Film critics rose and fell with this standard. The long-time New York film critic Bosley Crowther saw his career end after he panned Bonnie and Clyde. And critics like Pauline Kael and Roger Ebert rose to prominence. Ebert was able to cross over into the newer era of online film criticism, and his website, Ebert.com, continues to dominate long after his death.

Star Wars created another explosion, with the advent of the Art of Special Effects and the age of Science Fiction and the Juvenilization of Movies. The Blockbuster era began in the seventies, and has continued to this day. We have always known that the real artistic center of the Universe for all Hollywood producers is the Almighty Dollar. And politics and current events figure more than we would be comfortable in acknowledging, if we are going to make an honest assessment. That has been the norm from the very early days, when the Supreme Court ruled in the early 1900’s that film was NOT considered Art. That paved the way to monolithic control for Thomas Edison and his film studio.

And the story has been the same to this day….The film world exists and thrives on changes within our culture and society. And it has adapted from the earliest days of the Penny Arcades through the last century and into the 21st Century. And so it goes…

One More Thing: This Fall, sign up for the Friday Flix at the 6 Degrees website, and you’ll find the links to the latest film reviews and the in-depth articles that we scan to look for the best of the web. Save yourself the trouble and go straight to the source! We take the time to ask the questions about films that are on your mind….Not simply, what should I see this week?
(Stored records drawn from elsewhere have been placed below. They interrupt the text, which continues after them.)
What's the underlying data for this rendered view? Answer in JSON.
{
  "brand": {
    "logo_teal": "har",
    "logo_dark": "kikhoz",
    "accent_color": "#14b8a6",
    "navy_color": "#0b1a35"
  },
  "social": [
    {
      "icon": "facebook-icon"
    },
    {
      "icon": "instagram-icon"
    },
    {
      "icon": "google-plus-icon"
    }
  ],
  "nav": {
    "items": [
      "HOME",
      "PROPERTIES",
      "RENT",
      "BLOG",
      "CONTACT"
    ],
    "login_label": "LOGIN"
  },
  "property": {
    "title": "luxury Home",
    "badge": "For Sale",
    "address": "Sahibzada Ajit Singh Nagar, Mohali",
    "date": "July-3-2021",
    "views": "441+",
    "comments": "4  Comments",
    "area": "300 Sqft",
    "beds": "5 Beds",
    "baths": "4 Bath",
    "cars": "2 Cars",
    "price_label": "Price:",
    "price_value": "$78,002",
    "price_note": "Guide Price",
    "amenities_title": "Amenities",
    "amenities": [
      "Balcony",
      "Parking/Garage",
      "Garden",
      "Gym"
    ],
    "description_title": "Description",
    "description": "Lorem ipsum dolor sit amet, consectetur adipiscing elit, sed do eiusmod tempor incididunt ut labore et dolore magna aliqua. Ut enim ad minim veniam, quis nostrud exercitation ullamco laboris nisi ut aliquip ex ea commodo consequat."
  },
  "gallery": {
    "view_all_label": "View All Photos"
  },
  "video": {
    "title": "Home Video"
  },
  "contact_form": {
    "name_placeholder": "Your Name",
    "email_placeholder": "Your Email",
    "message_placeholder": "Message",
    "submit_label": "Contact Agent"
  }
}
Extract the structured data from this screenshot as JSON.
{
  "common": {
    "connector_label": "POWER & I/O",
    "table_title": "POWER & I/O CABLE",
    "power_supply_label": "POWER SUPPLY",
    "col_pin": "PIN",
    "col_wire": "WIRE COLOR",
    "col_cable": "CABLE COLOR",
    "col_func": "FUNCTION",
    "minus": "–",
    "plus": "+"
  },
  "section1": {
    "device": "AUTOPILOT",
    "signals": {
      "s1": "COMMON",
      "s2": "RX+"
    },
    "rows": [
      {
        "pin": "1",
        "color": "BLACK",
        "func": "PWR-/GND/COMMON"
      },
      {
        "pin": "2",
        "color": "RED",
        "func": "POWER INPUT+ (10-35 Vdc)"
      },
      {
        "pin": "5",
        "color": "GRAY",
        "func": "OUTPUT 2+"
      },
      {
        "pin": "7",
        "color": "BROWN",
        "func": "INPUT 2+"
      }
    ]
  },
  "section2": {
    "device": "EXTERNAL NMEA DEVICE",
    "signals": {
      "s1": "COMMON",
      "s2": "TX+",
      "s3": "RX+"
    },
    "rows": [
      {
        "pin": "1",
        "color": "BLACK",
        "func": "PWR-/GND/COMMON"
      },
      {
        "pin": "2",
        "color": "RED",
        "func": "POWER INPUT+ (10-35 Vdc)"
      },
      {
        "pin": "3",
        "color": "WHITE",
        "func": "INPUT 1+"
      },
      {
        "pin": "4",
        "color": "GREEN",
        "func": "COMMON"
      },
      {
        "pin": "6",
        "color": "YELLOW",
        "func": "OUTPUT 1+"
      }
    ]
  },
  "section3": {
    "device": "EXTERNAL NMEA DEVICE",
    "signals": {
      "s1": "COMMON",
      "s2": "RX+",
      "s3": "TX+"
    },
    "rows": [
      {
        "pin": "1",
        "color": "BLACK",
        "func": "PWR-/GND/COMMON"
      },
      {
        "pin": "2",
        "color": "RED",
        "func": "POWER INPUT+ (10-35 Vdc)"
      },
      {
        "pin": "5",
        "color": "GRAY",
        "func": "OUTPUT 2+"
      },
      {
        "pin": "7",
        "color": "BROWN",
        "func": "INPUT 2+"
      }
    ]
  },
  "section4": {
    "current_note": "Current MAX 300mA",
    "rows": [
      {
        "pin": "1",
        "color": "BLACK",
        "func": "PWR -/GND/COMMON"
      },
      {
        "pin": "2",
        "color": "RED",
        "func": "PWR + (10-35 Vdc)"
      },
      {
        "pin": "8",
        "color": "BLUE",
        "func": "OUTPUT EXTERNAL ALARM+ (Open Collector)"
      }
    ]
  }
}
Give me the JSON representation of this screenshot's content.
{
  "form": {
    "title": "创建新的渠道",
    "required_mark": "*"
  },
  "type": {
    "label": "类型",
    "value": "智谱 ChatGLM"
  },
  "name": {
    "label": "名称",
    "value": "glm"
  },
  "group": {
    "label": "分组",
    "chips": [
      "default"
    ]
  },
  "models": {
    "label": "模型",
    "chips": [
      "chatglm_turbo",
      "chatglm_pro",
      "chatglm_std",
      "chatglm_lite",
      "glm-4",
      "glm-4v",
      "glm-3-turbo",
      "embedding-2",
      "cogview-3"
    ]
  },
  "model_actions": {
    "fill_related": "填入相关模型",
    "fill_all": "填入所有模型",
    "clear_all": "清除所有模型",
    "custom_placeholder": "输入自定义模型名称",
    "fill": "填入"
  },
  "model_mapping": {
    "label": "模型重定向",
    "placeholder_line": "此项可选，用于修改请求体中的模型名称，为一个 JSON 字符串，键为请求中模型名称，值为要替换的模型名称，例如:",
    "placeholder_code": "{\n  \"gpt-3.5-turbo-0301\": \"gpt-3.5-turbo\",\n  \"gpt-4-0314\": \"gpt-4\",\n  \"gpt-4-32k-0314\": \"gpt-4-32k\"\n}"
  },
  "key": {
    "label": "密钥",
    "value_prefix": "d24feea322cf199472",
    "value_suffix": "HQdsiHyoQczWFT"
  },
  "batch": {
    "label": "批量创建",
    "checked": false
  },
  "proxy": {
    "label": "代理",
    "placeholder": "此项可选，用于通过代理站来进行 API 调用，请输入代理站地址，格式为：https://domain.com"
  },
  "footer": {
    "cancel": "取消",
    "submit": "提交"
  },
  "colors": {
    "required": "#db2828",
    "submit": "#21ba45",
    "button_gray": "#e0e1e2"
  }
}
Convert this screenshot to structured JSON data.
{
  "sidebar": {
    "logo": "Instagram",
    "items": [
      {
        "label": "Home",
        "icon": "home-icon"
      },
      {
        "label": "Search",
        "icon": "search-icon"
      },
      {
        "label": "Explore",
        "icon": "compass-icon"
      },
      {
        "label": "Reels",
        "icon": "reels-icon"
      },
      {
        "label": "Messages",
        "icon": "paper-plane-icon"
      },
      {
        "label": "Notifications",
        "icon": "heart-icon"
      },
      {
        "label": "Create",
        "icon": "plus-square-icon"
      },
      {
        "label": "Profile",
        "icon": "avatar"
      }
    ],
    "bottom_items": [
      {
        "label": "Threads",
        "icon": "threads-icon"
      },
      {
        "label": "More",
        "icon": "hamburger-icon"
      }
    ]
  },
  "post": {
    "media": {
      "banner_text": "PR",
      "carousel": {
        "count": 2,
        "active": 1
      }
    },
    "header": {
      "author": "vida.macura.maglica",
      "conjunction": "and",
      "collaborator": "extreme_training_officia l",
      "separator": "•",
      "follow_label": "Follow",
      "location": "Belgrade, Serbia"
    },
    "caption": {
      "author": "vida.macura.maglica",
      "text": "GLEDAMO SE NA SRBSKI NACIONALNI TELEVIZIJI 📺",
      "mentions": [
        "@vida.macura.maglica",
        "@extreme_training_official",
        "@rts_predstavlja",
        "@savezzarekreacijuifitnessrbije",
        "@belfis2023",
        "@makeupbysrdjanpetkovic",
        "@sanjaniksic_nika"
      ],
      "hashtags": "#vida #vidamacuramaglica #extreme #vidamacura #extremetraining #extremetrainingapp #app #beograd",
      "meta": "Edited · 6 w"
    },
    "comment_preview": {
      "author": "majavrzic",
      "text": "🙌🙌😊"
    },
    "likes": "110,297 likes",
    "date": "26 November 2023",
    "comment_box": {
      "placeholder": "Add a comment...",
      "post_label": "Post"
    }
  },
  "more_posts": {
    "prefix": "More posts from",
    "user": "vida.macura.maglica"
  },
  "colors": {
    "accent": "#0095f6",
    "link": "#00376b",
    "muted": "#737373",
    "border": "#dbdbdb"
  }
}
What are the top reviews on the film I’m interested in seeing? But also….

What are the best films made so far in the 21st Century? What types of films do millennials want to see? And what is going to happen to the vast network of Hollywood studios and theatre chains that have thrived over the past decades on an expanding American audience? What do film buffs really want to know? These are the questions we try to address and to respond to each week in “Friday Flix” and in the 6 Degrees of online Film Magazine.

Hope you enjoyed checking out the films and don’t forget to visit us online at the 6 Degrees Blog and our 6 Degrees Magazine for weekly updates. See you next week at the movies!-ML